§ Exercise:
Please write out the full listing beneath this line exactly, skipping its images.

§ Provided data:
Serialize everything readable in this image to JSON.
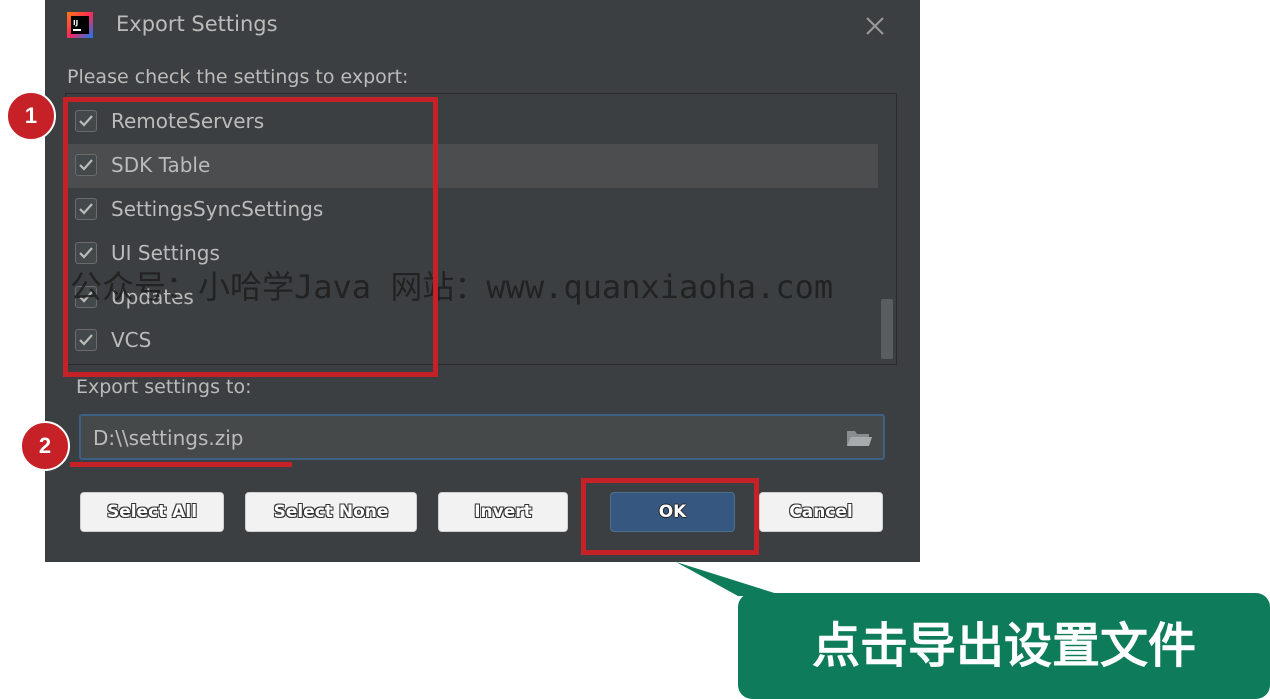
{
  "dialog": {
    "title": "Export Settings",
    "prompt": "Please check the settings to export:",
    "items": [
      {
        "label": "RemoteServers",
        "checked": true,
        "selected": false
      },
      {
        "label": "SDK Table",
        "checked": true,
        "selected": true
      },
      {
        "label": "SettingsSyncSettings",
        "checked": true,
        "selected": false
      },
      {
        "label": "UI Settings",
        "checked": true,
        "selected": false
      },
      {
        "label": "Updates",
        "checked": true,
        "selected": false
      },
      {
        "label": "VCS",
        "checked": true,
        "selected": false
      }
    ],
    "export_label": "Export settings to:",
    "export_path": "D:\\\\settings.zip",
    "buttons": {
      "select_all": "Select All",
      "select_none": "Select None",
      "invert": "Invert",
      "ok": "OK",
      "cancel": "Cancel"
    }
  },
  "annotations": {
    "marker_1": "1",
    "marker_2": "2",
    "callout_text": "点击导出设置文件",
    "accent_color": "#c62127",
    "callout_color": "#0e7c5a"
  },
  "watermark": "公众号：小哈学Java 网站：www.quanxiaoha.com",
  "colors": {
    "dialog_bg": "#3c3f41",
    "text": "#bbbbbb",
    "ok_button": "#365880",
    "field_border": "#3d6185"
  }
}
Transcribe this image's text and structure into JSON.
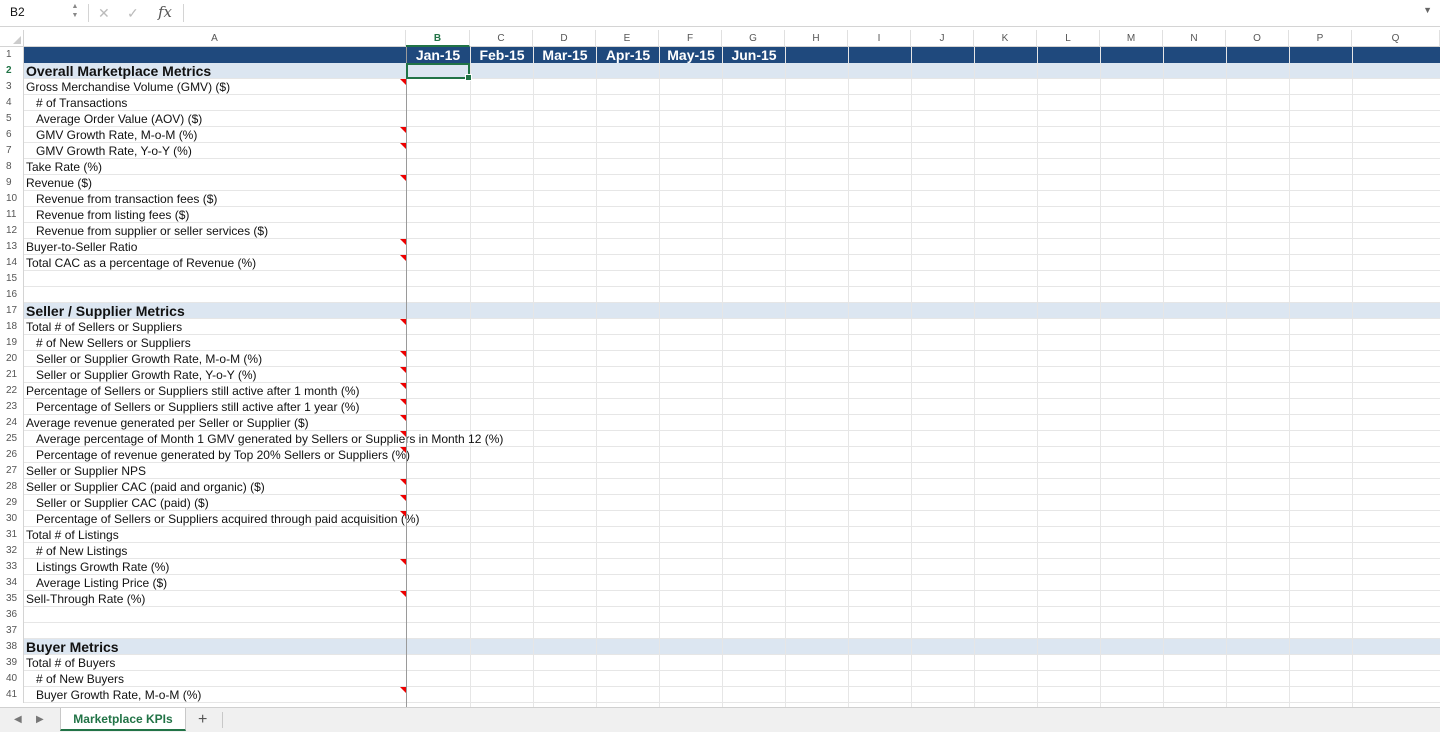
{
  "formula_bar": {
    "name_box": "B2",
    "fx_label": "fx",
    "formula": ""
  },
  "columns": [
    "A",
    "B",
    "C",
    "D",
    "E",
    "F",
    "G",
    "H",
    "I",
    "J",
    "K",
    "L",
    "M",
    "N",
    "O",
    "P",
    "Q"
  ],
  "months": [
    "Jan-15",
    "Feb-15",
    "Mar-15",
    "Apr-15",
    "May-15",
    "Jun-15"
  ],
  "colors": {
    "header_bg": "#1f497d",
    "section_bg": "#dce6f1",
    "accent": "#217346",
    "comment_marker": "#ff0000"
  },
  "rows": [
    {
      "n": "1",
      "text": "",
      "kind": "header"
    },
    {
      "n": "2",
      "text": "Overall Marketplace Metrics",
      "kind": "section"
    },
    {
      "n": "3",
      "text": "Gross Merchandise Volume (GMV) ($)",
      "kind": "item",
      "comment": true
    },
    {
      "n": "4",
      "text": "# of Transactions",
      "kind": "sub"
    },
    {
      "n": "5",
      "text": "Average Order Value (AOV) ($)",
      "kind": "sub"
    },
    {
      "n": "6",
      "text": "GMV Growth Rate, M-o-M (%)",
      "kind": "sub",
      "comment": true
    },
    {
      "n": "7",
      "text": "GMV Growth Rate, Y-o-Y (%)",
      "kind": "sub",
      "comment": true
    },
    {
      "n": "8",
      "text": "Take Rate (%)",
      "kind": "item"
    },
    {
      "n": "9",
      "text": "Revenue ($)",
      "kind": "item",
      "comment": true
    },
    {
      "n": "10",
      "text": "Revenue from transaction fees ($)",
      "kind": "sub"
    },
    {
      "n": "11",
      "text": "Revenue from listing fees ($)",
      "kind": "sub"
    },
    {
      "n": "12",
      "text": "Revenue from supplier or seller services ($)",
      "kind": "sub"
    },
    {
      "n": "13",
      "text": "Buyer-to-Seller Ratio",
      "kind": "item",
      "comment": true
    },
    {
      "n": "14",
      "text": "Total CAC as a percentage of Revenue (%)",
      "kind": "item",
      "comment": true
    },
    {
      "n": "15",
      "text": "",
      "kind": "item"
    },
    {
      "n": "16",
      "text": "",
      "kind": "item"
    },
    {
      "n": "17",
      "text": "Seller / Supplier Metrics",
      "kind": "section"
    },
    {
      "n": "18",
      "text": "Total # of Sellers or Suppliers",
      "kind": "item",
      "comment": true
    },
    {
      "n": "19",
      "text": "# of New Sellers or Suppliers",
      "kind": "sub"
    },
    {
      "n": "20",
      "text": "Seller or Supplier Growth Rate, M-o-M (%)",
      "kind": "sub",
      "comment": true
    },
    {
      "n": "21",
      "text": "Seller or Supplier Growth Rate, Y-o-Y (%)",
      "kind": "sub",
      "comment": true
    },
    {
      "n": "22",
      "text": "Percentage of Sellers or Suppliers still active after 1 month (%)",
      "kind": "item",
      "comment": true
    },
    {
      "n": "23",
      "text": "Percentage of Sellers or Suppliers still active after 1 year (%)",
      "kind": "sub",
      "comment": true
    },
    {
      "n": "24",
      "text": "Average revenue generated per Seller or Supplier ($)",
      "kind": "item",
      "comment": true
    },
    {
      "n": "25",
      "text": "Average percentage of Month 1 GMV generated by Sellers or Suppliers in Month 12 (%)",
      "kind": "sub",
      "comment": true
    },
    {
      "n": "26",
      "text": "Percentage of revenue generated by Top 20% Sellers or Suppliers (%)",
      "kind": "sub",
      "comment": true
    },
    {
      "n": "27",
      "text": "Seller or Supplier NPS",
      "kind": "item"
    },
    {
      "n": "28",
      "text": "Seller or Supplier CAC (paid and organic) ($)",
      "kind": "item",
      "comment": true
    },
    {
      "n": "29",
      "text": "Seller or Supplier CAC (paid) ($)",
      "kind": "sub",
      "comment": true
    },
    {
      "n": "30",
      "text": "Percentage of Sellers or Suppliers acquired through paid acquisition (%)",
      "kind": "sub",
      "comment": true
    },
    {
      "n": "31",
      "text": "Total # of Listings",
      "kind": "item"
    },
    {
      "n": "32",
      "text": "# of New Listings",
      "kind": "sub"
    },
    {
      "n": "33",
      "text": "Listings Growth Rate (%)",
      "kind": "sub",
      "comment": true
    },
    {
      "n": "34",
      "text": "Average Listing Price ($)",
      "kind": "sub"
    },
    {
      "n": "35",
      "text": "Sell-Through Rate (%)",
      "kind": "item",
      "comment": true
    },
    {
      "n": "36",
      "text": "",
      "kind": "item"
    },
    {
      "n": "37",
      "text": "",
      "kind": "item"
    },
    {
      "n": "38",
      "text": "Buyer Metrics",
      "kind": "section"
    },
    {
      "n": "39",
      "text": "Total # of Buyers",
      "kind": "item"
    },
    {
      "n": "40",
      "text": "# of New Buyers",
      "kind": "sub"
    },
    {
      "n": "41",
      "text": "Buyer Growth Rate, M-o-M (%)",
      "kind": "sub",
      "comment": true
    }
  ],
  "sheet_tabs": {
    "active": "Marketplace KPIs",
    "add": "+"
  }
}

§ Completed exercise:
Serialize everything readable in this image to JSON.
{
  "dialog": {
    "title": "Export Settings",
    "prompt": "Please check the settings to export:",
    "items": [
      {
        "label": "RemoteServers",
        "checked": true,
        "selected": false
      },
      {
        "label": "SDK Table",
        "checked": true,
        "selected": true
      },
      {
        "label": "SettingsSyncSettings",
        "checked": true,
        "selected": false
      },
      {
        "label": "UI Settings",
        "checked": true,
        "selected": false
      },
      {
        "label": "Updates",
        "checked": true,
        "selected": false
      },
      {
        "label": "VCS",
        "checked": true,
        "selected": false
      }
    ],
    "export_label": "Export settings to:",
    "export_path": "D:\\\\settings.zip",
    "buttons": {
      "select_all": "Select All",
      "select_none": "Select None",
      "invert": "Invert",
      "ok": "OK",
      "cancel": "Cancel"
    }
  },
  "annotations": {
    "marker_1": "1",
    "marker_2": "2",
    "callout_text": "点击导出设置文件",
    "accent_color": "#c62127",
    "callout_color": "#0e7c5a"
  },
  "watermark": "公众号：小哈学Java 网站：www.quanxiaoha.com",
  "colors": {
    "dialog_bg": "#3c3f41",
    "text": "#bbbbbb",
    "ok_button": "#365880",
    "field_border": "#3d6185"
  }
}
Transcribe this image's text and structure into JSON.
{
  "formula_bar": {
    "name_box": "B2",
    "fx_label": "fx",
    "formula": ""
  },
  "columns": [
    "A",
    "B",
    "C",
    "D",
    "E",
    "F",
    "G",
    "H",
    "I",
    "J",
    "K",
    "L",
    "M",
    "N",
    "O",
    "P",
    "Q"
  ],
  "months": [
    "Jan-15",
    "Feb-15",
    "Mar-15",
    "Apr-15",
    "May-15",
    "Jun-15"
  ],
  "colors": {
    "header_bg": "#1f497d",
    "section_bg": "#dce6f1",
    "accent": "#217346",
    "comment_marker": "#ff0000"
  },
  "rows": [
    {
      "n": "1",
      "text": "",
      "kind": "header"
    },
    {
      "n": "2",
      "text": "Overall Marketplace Metrics",
      "kind": "section"
    },
    {
      "n": "3",
      "text": "Gross Merchandise Volume (GMV) ($)",
      "kind": "item",
      "comment": true
    },
    {
      "n": "4",
      "text": "# of Transactions",
      "kind": "sub"
    },
    {
      "n": "5",
      "text": "Average Order Value (AOV) ($)",
      "kind": "sub"
    },
    {
      "n": "6",
      "text": "GMV Growth Rate, M-o-M (%)",
      "kind": "sub",
      "comment": true
    },
    {
      "n": "7",
      "text": "GMV Growth Rate, Y-o-Y (%)",
      "kind": "sub",
      "comment": true
    },
    {
      "n": "8",
      "text": "Take Rate (%)",
      "kind": "item"
    },
    {
      "n": "9",
      "text": "Revenue ($)",
      "kind": "item",
      "comment": true
    },
    {
      "n": "10",
      "text": "Revenue from transaction fees ($)",
      "kind": "sub"
    },
    {
      "n": "11",
      "text": "Revenue from listing fees ($)",
      "kind": "sub"
    },
    {
      "n": "12",
      "text": "Revenue from supplier or seller services ($)",
      "kind": "sub"
    },
    {
      "n": "13",
      "text": "Buyer-to-Seller Ratio",
      "kind": "item",
      "comment": true
    },
    {
      "n": "14",
      "text": "Total CAC as a percentage of Revenue (%)",
      "kind": "item",
      "comment": true
    },
    {
      "n": "15",
      "text": "",
      "kind": "item"
    },
    {
      "n": "16",
      "text": "",
      "kind": "item"
    },
    {
      "n": "17",
      "text": "Seller / Supplier Metrics",
      "kind": "section"
    },
    {
      "n": "18",
      "text": "Total # of Sellers or Suppliers",
      "kind": "item",
      "comment": true
    },
    {
      "n": "19",
      "text": "# of New Sellers or Suppliers",
      "kind": "sub"
    },
    {
      "n": "20",
      "text": "Seller or Supplier Growth Rate, M-o-M (%)",
      "kind": "sub",
      "comment": true
    },
    {
      "n": "21",
      "text": "Seller or Supplier Growth Rate, Y-o-Y (%)",
      "kind": "sub",
      "comment": true
    },
    {
      "n": "22",
      "text": "Percentage of Sellers or Suppliers still active after 1 month (%)",
      "kind": "item",
      "comment": true
    },
    {
      "n": "23",
      "text": "Percentage of Sellers or Suppliers still active after 1 year (%)",
      "kind": "sub",
      "comment": true
    },
    {
      "n": "24",
      "text": "Average revenue generated per Seller or Supplier ($)",
      "kind": "item",
      "comment": true
    },
    {
      "n": "25",
      "text": "Average percentage of Month 1 GMV generated by Sellers or Suppliers in Month 12 (%)",
      "kind": "sub",
      "comment": true
    },
    {
      "n": "26",
      "text": "Percentage of revenue generated by Top 20% Sellers or Suppliers (%)",
      "kind": "sub",
      "comment": true
    },
    {
      "n": "27",
      "text": "Seller or Supplier NPS",
      "kind": "item"
    },
    {
      "n": "28",
      "text": "Seller or Supplier CAC (paid and organic) ($)",
      "kind": "item",
      "comment": true
    },
    {
      "n": "29",
      "text": "Seller or Supplier CAC (paid) ($)",
      "kind": "sub",
      "comment": true
    },
    {
      "n": "30",
      "text": "Percentage of Sellers or Suppliers acquired through paid acquisition (%)",
      "kind": "sub",
      "comment": true
    },
    {
      "n": "31",
      "text": "Total # of Listings",
      "kind": "item"
    },
    {
      "n": "32",
      "text": "# of New Listings",
      "kind": "sub"
    },
    {
      "n": "33",
      "text": "Listings Growth Rate (%)",
      "kind": "sub",
      "comment": true
    },
    {
      "n": "34",
      "text": "Average Listing Price ($)",
      "kind": "sub"
    },
    {
      "n": "35",
      "text": "Sell-Through Rate (%)",
      "kind": "item",
      "comment": true
    },
    {
      "n": "36",
      "text": "",
      "kind": "item"
    },
    {
      "n": "37",
      "text": "",
      "kind": "item"
    },
    {
      "n": "38",
      "text": "Buyer Metrics",
      "kind": "section"
    },
    {
      "n": "39",
      "text": "Total # of Buyers",
      "kind": "item"
    },
    {
      "n": "40",
      "text": "# of New Buyers",
      "kind": "sub"
    },
    {
      "n": "41",
      "text": "Buyer Growth Rate, M-o-M (%)",
      "kind": "sub",
      "comment": true
    }
  ],
  "sheet_tabs": {
    "active": "Marketplace KPIs",
    "add": "+"
  }
}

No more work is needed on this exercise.